CERNChris Byrnes during his talk 'How Far Away are the Stars?'
“I think [FameLab] is a great idea. The public deserves to know what’s happening to their taxes. And scientific thinking is important for everybody. We get so much rubbish from politicians and think tanks saying we should do this, or that. If people had scientific thinking they would learn to be more critical and have better judgement. And I think this [competition] helps with that.”
Juan Lopez-Villarejo is a theoretical particle physicist at CERN but steered away from his research subject to instead discuss environmental degradation. “I think it is a really, really crucial issue that we should all pay attention to and I was very interested to bring this into the FameLab contest. I have a tendency to be scared very easily [on stage] and the biggest issue was really the content of my presentation. It was difficult to put forward.”

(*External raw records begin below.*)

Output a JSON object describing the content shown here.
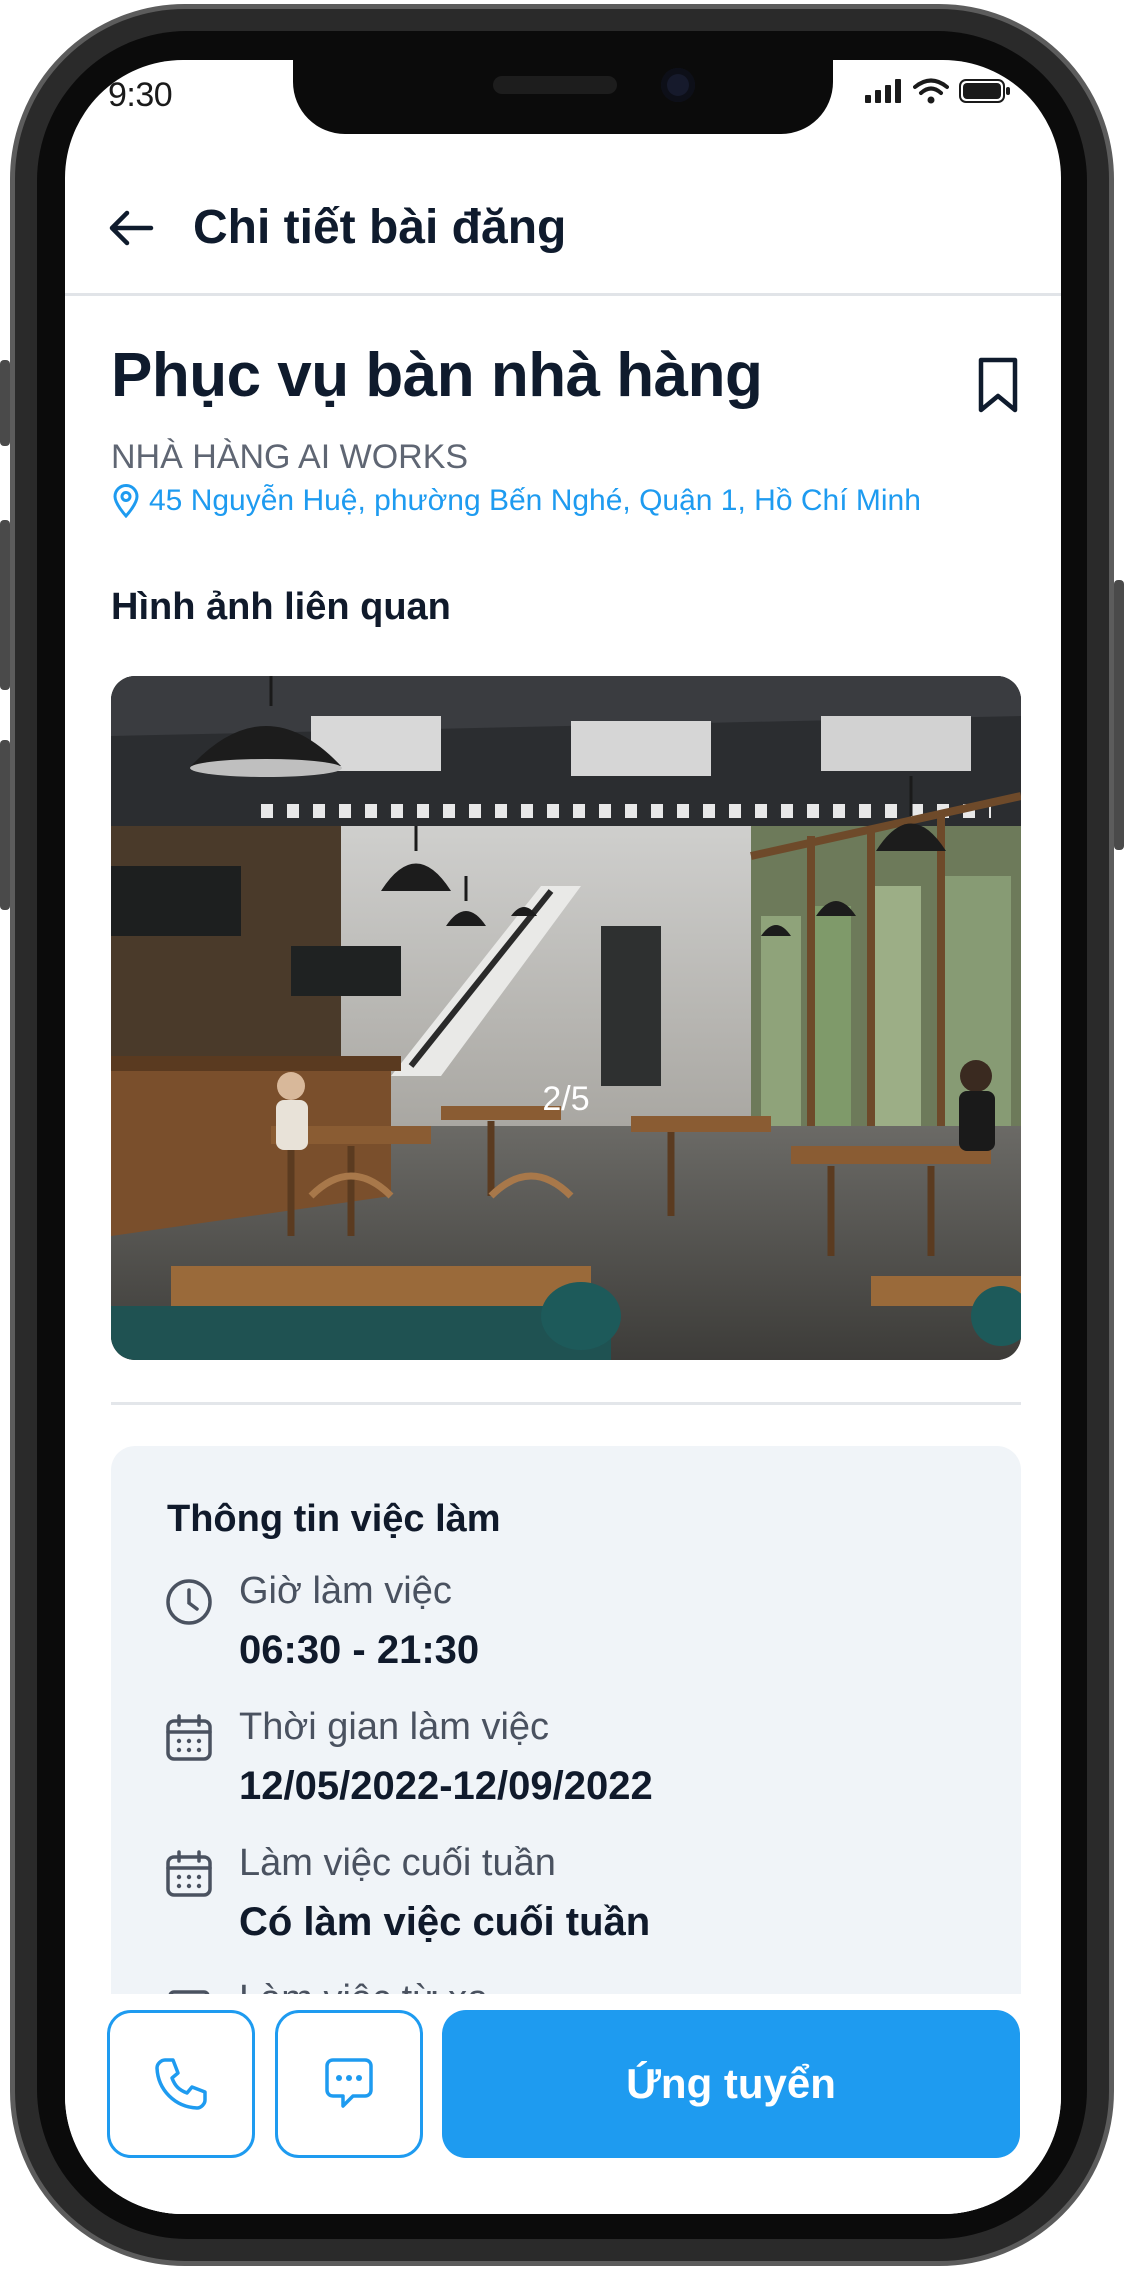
{
  "status_bar": {
    "time": "9:30"
  },
  "header": {
    "title": "Chi tiết bài đăng"
  },
  "job": {
    "title": "Phục vụ bàn nhà hàng",
    "company": "NHÀ HÀNG AI WORKS",
    "address": "45 Nguyễn Huệ, phường Bến Nghé, Quận 1, Hồ Chí Minh"
  },
  "gallery": {
    "label": "Hình ảnh liên quan",
    "counter": "2/5",
    "current": 2,
    "total": 5
  },
  "info": {
    "title": "Thông tin việc làm",
    "rows": [
      {
        "icon": "clock-icon",
        "label": "Giờ làm việc",
        "value": "06:30 - 21:30"
      },
      {
        "icon": "calendar-icon",
        "label": "Thời gian làm việc",
        "value": "12/05/2022-12/09/2022"
      },
      {
        "icon": "calendar-icon",
        "label": "Làm việc cuối tuần",
        "value": "Có làm việc cuối tuần"
      },
      {
        "icon": "laptop-icon",
        "label": "Làm việc từ xa",
        "value": ""
      }
    ]
  },
  "actions": {
    "apply_label": "Ứng tuyển",
    "call_icon": "phone-icon",
    "chat_icon": "chat-icon"
  },
  "colors": {
    "accent": "#1e9bf0",
    "text_dark": "#0f1b2d",
    "card_bg": "#f0f4f8"
  }
}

“I was very disappointed not to get short-listed [for the official semi-final] because the issue is a very important one, but it was really fun to participate.”
Barbara Alvarez Gonzalez, a physicist from CERN, was first up for the auditions. She talked about the ‘LHC and how wonderful it is’. “I was very nervous for the first 3 seconds and then once I started talking I felt a little bit better. But I talked too fast and I ended up doing my talk in 2 minutes.”
“I really like to talk about physics, what I do, what I work on and enjoy interacting with people. I am also a CERN guide. I thought it would be fun to meet people here doing the same thing.”
“I thought the feedback from the jury was a bit weak but I got positive feedback from one of them which I am very thankful for. It’s going to help me in the future.”
CERNThe FameLab semi-finalists with chief of the jury John Ellis, and Caroline Morrissey
The 5 finalists heading for Zurich in March are Boris Lemmer, Susan Johnson, Alexandre Fête, Rafäel Thézé, and Shruti Muralidhar. Find the winners here. They will attend the Swiss national final in Zurich on March 30th. The overall winner will join other national finalists for the international final at the Cheltenham Science Festival this summer. Paola adds “CERN is keen on taking part in the Famleab Switzerland organization next year too.”
Keep up to date with future FameLab events here.